I have never seen a large family so close. They pretty well all wound up living close together, but if some of us did venture off for a time to another state, Sport and Verla May just got in that old truck and came to us, regularly. Verla Mae worked very hard, and she was always very fast. If she was chopping cotton, and Sport dared to suggest she slow down a little, as she was chopping too many cotton plants, She didn't say a thing. Just threw the hoe down, went to the house. Sport seldom did that, by the time I came around. Throughout our married life, as we worked together, if Barbara or I got a little too bossy, we had only to say, “I'm gonna throw my hoe down.”
If one of her children wanted/needed some new clothes, shoes, etc. badly, they never discussed it. Verla Mae just found a way to make it happen, it just showed up on their bed one day. There was never any family discussion about whether they could afford it or not, it just showed up. Never a word said later. But they always got by, money wise. Verla Mae just saw to that. Sometimes, after the girls got older, Verla Mae would buy them new shoes and she would wear their old ones. She made sure her children and grandchildren never missed celebrating a holiday. One rainy easter, she hid a dishpan full of easter eggs in the house. Took hours to find them all. She was a firecracker fanatic. I think she liked them more than the kids did.
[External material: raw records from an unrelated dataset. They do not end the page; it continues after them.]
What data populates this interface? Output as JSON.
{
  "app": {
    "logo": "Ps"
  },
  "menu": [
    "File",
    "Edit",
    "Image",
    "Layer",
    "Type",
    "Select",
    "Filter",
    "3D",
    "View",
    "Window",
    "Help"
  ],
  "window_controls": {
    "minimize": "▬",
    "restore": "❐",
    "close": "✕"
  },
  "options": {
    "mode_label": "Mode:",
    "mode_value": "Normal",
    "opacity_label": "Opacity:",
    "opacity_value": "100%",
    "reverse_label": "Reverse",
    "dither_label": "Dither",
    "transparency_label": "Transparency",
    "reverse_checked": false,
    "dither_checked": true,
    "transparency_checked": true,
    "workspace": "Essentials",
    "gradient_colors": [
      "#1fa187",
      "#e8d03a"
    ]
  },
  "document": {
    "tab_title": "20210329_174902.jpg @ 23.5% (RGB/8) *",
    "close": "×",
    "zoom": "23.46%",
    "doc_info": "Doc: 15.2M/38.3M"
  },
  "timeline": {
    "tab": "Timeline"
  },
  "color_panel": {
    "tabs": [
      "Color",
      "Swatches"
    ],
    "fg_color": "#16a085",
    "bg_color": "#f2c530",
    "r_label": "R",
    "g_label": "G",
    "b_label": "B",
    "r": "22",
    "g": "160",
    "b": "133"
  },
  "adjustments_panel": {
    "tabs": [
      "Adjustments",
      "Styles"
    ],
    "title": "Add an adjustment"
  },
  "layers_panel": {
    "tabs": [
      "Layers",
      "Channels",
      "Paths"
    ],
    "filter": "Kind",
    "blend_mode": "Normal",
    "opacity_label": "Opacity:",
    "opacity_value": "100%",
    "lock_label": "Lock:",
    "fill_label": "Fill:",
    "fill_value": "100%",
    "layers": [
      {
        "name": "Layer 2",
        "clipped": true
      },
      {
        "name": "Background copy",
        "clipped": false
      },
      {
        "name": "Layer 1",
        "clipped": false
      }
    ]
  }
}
Verla Mae loved to drive around, find an old house place, dig up some plants to put in her yard. When she got behind the wheel, she started humming church songs, then got to tapping her gas pedal foot to the beat of the music. That could be a hard ride. Phyllis said, they bobbed their heads long before head bobbing became the thing to do.
Verla Mae instilled an extremely strong sense of right and wrong in her children, similar to the old Gillum “ Do Right Mechanism” I have already talked about. But somehow, she just brought it about, with no screaming at them, no constant reminding, no watching them with eagle eyes. However, they did get THE LOOK if they messed up. She expected it, therefore they did it. Maybe a “Stop messin' and gommin'” thrown in occasionally. Just generally speaking, some sort of magic.
A little word about THE LOOK. Barbara inherited THE LOOK. During the years Barbara was substitute teaching, she was always the first sub called to handle a difficult situation. Even in boy's PE, shop, whatever. They quickly learned, that soft spoken young lady could just put a rowdy kid on the floor with THE LOOK. Kinley was always especially vulnerable to it, and would do anything she could to avoid it. Oh, all right! I'll admit it. I was, and am, vulnerable to it too. I have changed more than one segment in my blog, when Barbara, while proofreading, gave me THE LOOK.
CONTINUED IN ONE WEEK
CONTINUED IN ONE WEEK